Could someone look at your life and see the connection between your faith in Christ and the fruits of the Spirit in you; see love, joy, peace, patience, kindness, gentleness, goodness and self-control?
Do you have a holy frustration for God, akin to that of Isaiah, who cries out, ‘O that you would tear open the heavens and come down!’?

As we approach the final countdown to Christmas, let’s learn form John the Baptist, who, though he may not have been 'nice', knew that we need to prepare the way of the heart; who called his hearers to repentance and who pointed beyond himself to the Christ who was coming, and is coming still.


Friday, 5 December 2014

Advent: Ink

It's probably of very little interest to most normal people caught up in the mad pre-Christmas planning/ spending/stocking up/school plays/boozy party rush, that the Church is observing Advent. The altars are spread in dark blue or purple, for royalty and penitence, and the spiritual atmosphere, in theory at least, is one of waiting.

I've always had a 'thing' for purple. Many moons ago, on a cold, wintry, late afternoon, there was an enticing dress buying outing for one small girl who liked dresses. It may have even been Advent. There was one style in particular in the shop; velvet, long sleeved, with little velvet covered buttons all down the front and a piece of white lace at the collar. It was perfection. It came in purple or deep midnight blue. I can't remember now the exact details, but one colour only was available in my (small, maybe aged 6) size. Was it the midnight blue? Did I long for the purple but make do with blue instead? Or maybe it was the midnight blue that I craved, and the purple was shunned. I can't remember. Anyway, I loved that velvet, wintry, Advent coloured dress.

Sometimes a song comes along that captures the spirit of the season. It's probably very tenuous, but for me, preparing to preach each Sunday through Advent on waiting, repentance, judgment and the return of the King, it has to be Ink, by Coldplay, from their new album, Ghost Stories.

It's partly the artwork. A pair of wings on a deep midnight blue background. They're like angel wings - a Nativity maybe. Or the wings of a dove. And the title. Ink. There's something deep and mysterious about a bottle of dark blue ink. Or sky, just before the dawn. Or the deep waters recalled in the mark of baptism. The singer has marked himself with a tattoo to remember his love ('the pain's alright'). 'Together through life', its message.

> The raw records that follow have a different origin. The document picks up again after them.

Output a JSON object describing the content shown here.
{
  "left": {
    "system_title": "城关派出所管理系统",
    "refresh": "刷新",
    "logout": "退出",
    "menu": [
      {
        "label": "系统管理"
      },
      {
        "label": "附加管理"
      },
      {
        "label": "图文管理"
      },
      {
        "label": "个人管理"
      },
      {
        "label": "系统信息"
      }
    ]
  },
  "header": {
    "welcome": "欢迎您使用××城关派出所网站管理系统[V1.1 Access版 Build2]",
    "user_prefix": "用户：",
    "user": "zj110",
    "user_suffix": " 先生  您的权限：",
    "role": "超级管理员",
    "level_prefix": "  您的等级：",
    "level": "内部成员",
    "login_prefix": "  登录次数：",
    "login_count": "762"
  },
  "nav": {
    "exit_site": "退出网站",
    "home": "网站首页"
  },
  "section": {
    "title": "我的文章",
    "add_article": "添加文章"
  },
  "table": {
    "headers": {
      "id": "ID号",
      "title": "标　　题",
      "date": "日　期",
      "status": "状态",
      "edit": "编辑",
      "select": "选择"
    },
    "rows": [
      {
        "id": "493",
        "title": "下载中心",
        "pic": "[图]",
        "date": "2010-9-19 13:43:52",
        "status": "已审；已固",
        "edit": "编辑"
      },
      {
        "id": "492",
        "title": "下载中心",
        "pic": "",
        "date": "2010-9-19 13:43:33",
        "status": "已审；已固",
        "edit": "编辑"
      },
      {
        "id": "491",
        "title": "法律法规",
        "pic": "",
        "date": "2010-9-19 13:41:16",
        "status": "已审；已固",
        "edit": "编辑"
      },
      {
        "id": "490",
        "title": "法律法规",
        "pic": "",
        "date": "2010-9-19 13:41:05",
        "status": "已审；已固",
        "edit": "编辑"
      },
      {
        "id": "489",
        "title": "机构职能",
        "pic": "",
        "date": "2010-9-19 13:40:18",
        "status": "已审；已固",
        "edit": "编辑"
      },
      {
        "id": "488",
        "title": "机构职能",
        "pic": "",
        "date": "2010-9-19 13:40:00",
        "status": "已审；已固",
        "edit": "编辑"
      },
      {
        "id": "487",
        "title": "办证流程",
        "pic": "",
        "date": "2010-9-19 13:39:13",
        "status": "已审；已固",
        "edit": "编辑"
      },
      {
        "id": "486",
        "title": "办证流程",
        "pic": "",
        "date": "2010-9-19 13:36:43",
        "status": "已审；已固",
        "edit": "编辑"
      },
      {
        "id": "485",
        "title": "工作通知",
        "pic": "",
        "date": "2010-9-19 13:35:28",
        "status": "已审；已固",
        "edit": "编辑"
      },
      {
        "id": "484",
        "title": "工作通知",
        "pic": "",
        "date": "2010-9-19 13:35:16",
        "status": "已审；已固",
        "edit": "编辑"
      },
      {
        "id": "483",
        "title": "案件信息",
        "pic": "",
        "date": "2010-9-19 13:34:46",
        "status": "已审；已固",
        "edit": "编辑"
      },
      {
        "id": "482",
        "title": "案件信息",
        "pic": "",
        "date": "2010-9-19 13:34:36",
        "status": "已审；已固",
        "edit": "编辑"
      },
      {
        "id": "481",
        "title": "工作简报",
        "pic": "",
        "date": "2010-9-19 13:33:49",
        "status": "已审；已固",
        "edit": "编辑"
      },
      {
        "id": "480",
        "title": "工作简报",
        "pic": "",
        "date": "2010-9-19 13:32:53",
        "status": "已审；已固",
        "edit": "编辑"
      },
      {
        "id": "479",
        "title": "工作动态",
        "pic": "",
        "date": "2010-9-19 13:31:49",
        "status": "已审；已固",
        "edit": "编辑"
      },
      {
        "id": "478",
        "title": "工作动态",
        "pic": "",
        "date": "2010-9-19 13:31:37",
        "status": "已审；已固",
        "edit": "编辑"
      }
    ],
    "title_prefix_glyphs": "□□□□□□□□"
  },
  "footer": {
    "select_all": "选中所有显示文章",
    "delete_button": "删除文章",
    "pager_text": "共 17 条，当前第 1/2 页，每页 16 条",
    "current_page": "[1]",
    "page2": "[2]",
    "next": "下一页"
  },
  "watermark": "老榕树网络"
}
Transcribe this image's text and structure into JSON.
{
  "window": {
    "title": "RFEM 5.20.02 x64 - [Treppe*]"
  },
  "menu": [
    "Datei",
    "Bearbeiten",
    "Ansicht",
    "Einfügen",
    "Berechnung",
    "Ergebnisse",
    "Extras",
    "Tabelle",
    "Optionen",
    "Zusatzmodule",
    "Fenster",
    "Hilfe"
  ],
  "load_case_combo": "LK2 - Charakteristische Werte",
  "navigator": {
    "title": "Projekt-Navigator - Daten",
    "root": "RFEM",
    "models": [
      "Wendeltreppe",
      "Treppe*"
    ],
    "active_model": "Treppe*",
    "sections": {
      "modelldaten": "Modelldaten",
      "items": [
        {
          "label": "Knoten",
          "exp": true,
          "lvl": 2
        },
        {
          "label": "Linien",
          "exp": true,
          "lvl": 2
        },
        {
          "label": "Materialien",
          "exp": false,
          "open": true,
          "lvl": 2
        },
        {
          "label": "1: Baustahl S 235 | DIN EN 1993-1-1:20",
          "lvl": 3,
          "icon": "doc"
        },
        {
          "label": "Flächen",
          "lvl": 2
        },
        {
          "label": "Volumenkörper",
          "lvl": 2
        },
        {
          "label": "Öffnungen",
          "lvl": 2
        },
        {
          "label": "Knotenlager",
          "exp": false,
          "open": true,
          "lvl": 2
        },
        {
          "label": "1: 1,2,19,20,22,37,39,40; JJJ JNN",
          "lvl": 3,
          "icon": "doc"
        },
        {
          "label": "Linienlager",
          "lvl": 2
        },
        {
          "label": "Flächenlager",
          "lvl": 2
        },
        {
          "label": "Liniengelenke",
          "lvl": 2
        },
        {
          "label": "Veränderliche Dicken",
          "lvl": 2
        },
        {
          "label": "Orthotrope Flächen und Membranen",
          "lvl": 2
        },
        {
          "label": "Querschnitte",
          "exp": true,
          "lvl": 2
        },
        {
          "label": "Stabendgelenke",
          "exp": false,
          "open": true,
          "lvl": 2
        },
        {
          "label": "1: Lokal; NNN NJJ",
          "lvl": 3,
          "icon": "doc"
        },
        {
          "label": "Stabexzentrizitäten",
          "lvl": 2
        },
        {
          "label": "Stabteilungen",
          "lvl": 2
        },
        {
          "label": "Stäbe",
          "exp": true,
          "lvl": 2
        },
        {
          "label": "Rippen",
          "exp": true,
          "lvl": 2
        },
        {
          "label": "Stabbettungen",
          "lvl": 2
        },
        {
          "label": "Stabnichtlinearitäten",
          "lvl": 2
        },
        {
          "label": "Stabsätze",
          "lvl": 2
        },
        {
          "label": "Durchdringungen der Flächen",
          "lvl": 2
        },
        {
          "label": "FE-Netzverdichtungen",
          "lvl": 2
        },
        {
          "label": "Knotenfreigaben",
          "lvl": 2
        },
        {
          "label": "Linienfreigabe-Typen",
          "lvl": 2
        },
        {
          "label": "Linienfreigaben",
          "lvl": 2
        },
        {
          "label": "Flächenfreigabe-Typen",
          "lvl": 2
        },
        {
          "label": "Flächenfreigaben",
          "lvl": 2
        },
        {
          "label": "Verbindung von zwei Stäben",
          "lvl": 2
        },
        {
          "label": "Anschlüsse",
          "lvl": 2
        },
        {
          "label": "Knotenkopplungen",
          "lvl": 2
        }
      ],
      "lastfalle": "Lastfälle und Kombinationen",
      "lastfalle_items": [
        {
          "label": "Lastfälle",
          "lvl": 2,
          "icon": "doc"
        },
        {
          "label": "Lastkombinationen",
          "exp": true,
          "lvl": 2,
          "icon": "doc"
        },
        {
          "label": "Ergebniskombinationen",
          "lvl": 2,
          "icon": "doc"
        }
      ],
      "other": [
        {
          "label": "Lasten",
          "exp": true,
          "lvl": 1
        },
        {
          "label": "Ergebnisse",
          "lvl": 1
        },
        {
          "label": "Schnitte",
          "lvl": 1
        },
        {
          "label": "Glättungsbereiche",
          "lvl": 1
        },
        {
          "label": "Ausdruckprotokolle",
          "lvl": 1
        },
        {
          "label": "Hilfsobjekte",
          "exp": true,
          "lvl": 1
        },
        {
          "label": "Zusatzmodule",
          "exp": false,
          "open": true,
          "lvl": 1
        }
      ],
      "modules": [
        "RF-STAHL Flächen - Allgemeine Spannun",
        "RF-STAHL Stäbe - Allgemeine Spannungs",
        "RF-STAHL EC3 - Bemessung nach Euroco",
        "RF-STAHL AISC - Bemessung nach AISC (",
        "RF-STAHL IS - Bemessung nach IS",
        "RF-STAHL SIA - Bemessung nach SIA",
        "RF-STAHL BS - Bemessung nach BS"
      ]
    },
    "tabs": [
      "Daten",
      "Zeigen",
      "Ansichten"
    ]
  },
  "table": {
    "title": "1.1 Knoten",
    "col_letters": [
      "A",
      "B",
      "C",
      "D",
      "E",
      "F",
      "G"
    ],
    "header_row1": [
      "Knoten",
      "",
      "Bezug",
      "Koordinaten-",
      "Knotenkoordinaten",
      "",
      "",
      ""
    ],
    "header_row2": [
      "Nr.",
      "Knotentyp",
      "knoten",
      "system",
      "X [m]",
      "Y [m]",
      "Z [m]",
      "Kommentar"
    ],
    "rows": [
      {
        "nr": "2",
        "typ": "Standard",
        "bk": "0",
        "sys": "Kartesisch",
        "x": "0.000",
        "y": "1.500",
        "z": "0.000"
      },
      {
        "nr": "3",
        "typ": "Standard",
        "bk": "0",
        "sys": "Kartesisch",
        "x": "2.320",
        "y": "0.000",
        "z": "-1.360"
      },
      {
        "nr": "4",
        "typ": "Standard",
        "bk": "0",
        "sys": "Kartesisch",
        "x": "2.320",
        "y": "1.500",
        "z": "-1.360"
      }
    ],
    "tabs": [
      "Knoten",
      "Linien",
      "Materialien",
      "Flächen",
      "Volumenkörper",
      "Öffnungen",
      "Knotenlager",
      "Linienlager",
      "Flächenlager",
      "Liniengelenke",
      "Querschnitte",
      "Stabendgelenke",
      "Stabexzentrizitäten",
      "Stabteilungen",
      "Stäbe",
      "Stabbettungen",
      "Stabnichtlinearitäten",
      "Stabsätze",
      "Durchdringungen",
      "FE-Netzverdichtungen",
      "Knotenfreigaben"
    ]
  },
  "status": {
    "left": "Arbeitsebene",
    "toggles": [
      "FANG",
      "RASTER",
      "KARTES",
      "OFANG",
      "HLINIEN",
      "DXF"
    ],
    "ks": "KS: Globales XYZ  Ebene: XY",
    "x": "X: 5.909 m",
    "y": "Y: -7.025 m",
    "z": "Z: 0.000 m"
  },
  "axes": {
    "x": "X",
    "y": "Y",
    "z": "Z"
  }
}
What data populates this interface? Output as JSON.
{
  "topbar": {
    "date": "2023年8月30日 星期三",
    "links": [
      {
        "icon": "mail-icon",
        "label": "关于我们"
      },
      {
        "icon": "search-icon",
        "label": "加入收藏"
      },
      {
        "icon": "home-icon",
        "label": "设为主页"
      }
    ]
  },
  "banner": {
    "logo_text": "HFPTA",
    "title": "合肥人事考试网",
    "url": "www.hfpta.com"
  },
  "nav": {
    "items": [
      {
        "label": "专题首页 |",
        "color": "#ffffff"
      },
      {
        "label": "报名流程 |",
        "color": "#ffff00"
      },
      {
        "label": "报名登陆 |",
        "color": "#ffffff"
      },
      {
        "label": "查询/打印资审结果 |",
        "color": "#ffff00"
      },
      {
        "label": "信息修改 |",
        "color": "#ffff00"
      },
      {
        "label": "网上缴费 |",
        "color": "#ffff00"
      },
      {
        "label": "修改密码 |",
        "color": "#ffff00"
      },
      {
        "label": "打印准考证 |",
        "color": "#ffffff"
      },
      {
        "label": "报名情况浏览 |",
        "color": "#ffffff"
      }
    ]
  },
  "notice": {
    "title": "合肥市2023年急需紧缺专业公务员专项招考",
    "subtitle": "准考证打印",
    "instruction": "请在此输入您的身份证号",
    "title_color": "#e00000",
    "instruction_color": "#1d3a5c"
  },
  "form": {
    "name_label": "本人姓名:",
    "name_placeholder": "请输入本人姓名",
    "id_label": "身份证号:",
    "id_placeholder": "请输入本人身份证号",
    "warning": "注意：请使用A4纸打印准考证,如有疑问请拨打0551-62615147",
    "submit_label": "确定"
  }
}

Ink is a love song. It talks about being broken and lost and loving till it hurts. Simple. It's haunting, like a Christmas song that's got under your skin without your permission, with a 'to die for' riff and two little melodies that come together as the song builds. It's circular, the chords going round and round with no apparent ending, the base note playing around the fourth, third, fifth and sixth; then the fourth, third, sixth and fifth.

Whether it's purple in Advent, or deep indigo blue; whether in dark skies that will eventually dawn, or in the deep waters of baptism, the song paints the mood. And it fits. Like the perfect dress.